We’ve survived another fast-paced year, consumed with technology, political changes, and lots of online social media drama; notably, the presidential tweets.
One of the things many of us do at the end of each year is to look back at our achievements and memorable experiences.
I recall hearing my father say, “It’s nice to look back on your accomplishments, but then you need to turn and look forward, so that you can create new accomplishments.”
What you are reading is the 53rd and final column for 2017, and the 608th column since Dec. 15, 1997; not that I am keeping track of them . . . well, maybe I am.
The complete list of Bits & Bytes columns are on my Facebook page; in case any friends or family members are interested.
I’ll now take Dad’s sage advice and turn myself forward and get back to today’s topic.
A US government census website guesstimates the world’s population at the start of the year was 7.36 billion, and has now risen to 7.44 billion.
It’s a matter of days before 2018; and yet nearly half the world’s population is unable to access the internet due to economic, geographical, or technological reasons.
Visit the US government’s population census website at https://www.census.gov/popclock.
Back in the day, we addressed personal computer memory mostly using terms like megabytes.
Today, computing data storage is spoken using gigabytes and terabytes.
I foresee in the not-too-distant future, when a petabyte (one-thousand terabytes, or one-million gigabytes) worth of computing data will be commonly accessible on personal internal/portable data storage drives, or through externally-hosted cloud storage.
According to Scientific American, the human brain, using all of its neuron connections, can store 2.5 petabytes, which is equivalent to remembering 3 million hours of television, or 2.2 trillion of those cute kitty pictures seen on Instagram and Facebook.
I won’t even guess the year when we will be routinely using exabyte and zettabyte memory capacity.
It’s difficult for us to wrap our minds around such large numbers, but our grandchildren and great-grandchildren will probably be using these virtually limitless, computing-storage terms.
In January, I wrote about the conversion from Frequency Modulated (FM) radio to Digital Audio Broadcasting (DAB) in Norway, which resulted in the shutdown of all their FM radio transmitters.
DAB provides greater regional reception coverage, lower operating costs when compared to FM, and superior listening quality.
Norway’s FM spectrum allowed five national stations to be operating on the air, whereas 22 are currently being supported using DAB technology.
Their conversion reminds me of when all US television broadcast stations were ordered to stop transmitting analog signals over-the-air, and switch to all-digital television signal broadcasting, June 12, 2009.
This past year, we also learned about Emma, the robotic masseuse.
The Expert Manipulative Massage Automation (Emma) is a technologically-advanced robotic arm equipped with a soft silicone, human-mimicking palm and thumb, used for giving massages.
Emma practices the traditional Chinese therapeutic massage called Tuina.
This robotic massaging system uses proprietary cloud software intelligence supported by Microsoft and developed by Albert Zhang, founder of AiTreat and NovaHealth Clinic.
Emma’s advanced electronic sensors and diagnostic functions precisely measure the exact stiffness of a particular muscle or tendon.
The robotic arm’s hand palm and thumb are warmed; so you needn’t worry about any cold hands on your back.
A computer server located inside the internet cloud receives the massage patient’s data.

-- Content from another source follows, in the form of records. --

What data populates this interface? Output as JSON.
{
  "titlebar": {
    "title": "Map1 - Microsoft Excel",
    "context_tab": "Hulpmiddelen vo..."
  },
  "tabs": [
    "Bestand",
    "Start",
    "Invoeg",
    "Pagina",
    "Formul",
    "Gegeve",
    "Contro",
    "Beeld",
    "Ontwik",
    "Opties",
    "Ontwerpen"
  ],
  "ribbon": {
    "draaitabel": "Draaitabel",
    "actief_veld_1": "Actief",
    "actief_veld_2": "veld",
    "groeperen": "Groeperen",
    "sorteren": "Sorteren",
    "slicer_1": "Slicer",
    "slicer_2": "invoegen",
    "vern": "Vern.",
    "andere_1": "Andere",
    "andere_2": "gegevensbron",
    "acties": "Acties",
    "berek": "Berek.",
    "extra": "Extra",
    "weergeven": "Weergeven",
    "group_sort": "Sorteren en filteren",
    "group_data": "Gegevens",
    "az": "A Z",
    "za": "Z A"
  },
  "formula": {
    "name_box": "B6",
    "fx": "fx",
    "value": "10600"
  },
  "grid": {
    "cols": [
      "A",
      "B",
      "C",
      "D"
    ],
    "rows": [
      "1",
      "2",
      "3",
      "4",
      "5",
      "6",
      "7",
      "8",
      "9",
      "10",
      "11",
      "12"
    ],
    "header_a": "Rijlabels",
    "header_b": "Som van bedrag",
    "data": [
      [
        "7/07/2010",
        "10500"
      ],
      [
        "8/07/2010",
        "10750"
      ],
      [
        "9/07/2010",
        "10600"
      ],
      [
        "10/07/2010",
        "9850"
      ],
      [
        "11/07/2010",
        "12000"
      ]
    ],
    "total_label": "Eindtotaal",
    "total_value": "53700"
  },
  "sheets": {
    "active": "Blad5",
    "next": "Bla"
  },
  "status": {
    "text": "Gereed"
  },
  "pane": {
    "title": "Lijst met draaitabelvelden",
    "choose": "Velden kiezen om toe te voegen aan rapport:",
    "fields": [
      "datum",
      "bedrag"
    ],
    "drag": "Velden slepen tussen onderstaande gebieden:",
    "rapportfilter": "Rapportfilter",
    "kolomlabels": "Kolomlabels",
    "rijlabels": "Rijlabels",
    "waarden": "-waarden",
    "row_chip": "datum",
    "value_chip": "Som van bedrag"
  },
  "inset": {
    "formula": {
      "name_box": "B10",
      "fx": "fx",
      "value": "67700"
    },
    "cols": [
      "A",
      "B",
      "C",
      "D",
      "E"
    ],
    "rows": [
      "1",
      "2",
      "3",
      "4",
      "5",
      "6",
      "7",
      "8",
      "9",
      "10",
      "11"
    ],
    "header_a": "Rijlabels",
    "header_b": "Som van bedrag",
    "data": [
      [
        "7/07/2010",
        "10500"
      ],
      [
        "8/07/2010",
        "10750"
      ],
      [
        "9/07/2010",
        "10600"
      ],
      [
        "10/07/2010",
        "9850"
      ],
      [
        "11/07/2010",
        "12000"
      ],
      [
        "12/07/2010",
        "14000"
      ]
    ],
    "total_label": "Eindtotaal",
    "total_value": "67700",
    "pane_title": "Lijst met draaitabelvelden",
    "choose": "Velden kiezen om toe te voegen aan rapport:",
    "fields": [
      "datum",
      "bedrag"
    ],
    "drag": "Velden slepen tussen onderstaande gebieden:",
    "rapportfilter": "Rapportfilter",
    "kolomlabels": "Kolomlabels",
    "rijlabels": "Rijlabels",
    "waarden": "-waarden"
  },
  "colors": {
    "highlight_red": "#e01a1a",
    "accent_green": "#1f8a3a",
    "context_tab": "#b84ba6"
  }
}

There, an artificial intelligence (AI) software program quickly computes the exact pressure to be delivered by Emma during the massage session.
The AI program continuously tracks and analyzes the progress of the patient’s robotic massage.
Some folks were surprised when I wrote in a May column, that after five years, I was abandoning Apple’s iOS, and returning to the Microsoft Windows operating system, with the purchase of a new HP notebook computer installed with Windows 10.
The one anecdote I recall from the column is talking computers with the youthful-looking computer sales clerk, Robert.
“You talk a lot like my dad did when I was growing up. Many years ago, he worked in the computer department at his office,” Robert smilingly said to me.
I smiled back at him and nodded; feeling a bit unsure of how to reply.
Of course, Robert meant it as a compliment. It was the “many years ago” which caught my attention and gave me pause for thought.
I began the Aug. 25 column with “Greetings from the Coco Moon Coffee Bar, located in the heart of downtown Brainerd.”
Columnists need to write; even while on vacation in the relaxing Brainerd Lakes area.
I enjoyed revisiting the Coco Moon Coffee Bar, where I had written my Oct. 2, 2006, column, while seated in a comfortable wooden booth next to the large window facing 6th Street and Laurel.
It was a satisfying and memorable day in Brainerd; and, for the most part, so was 2017.
Let’s turn and look forward as we cross the bridge, with hope and optimism, into 2018.
Be sure to visit Bits & Bytes online at http://bitscolumn.blogspot.com.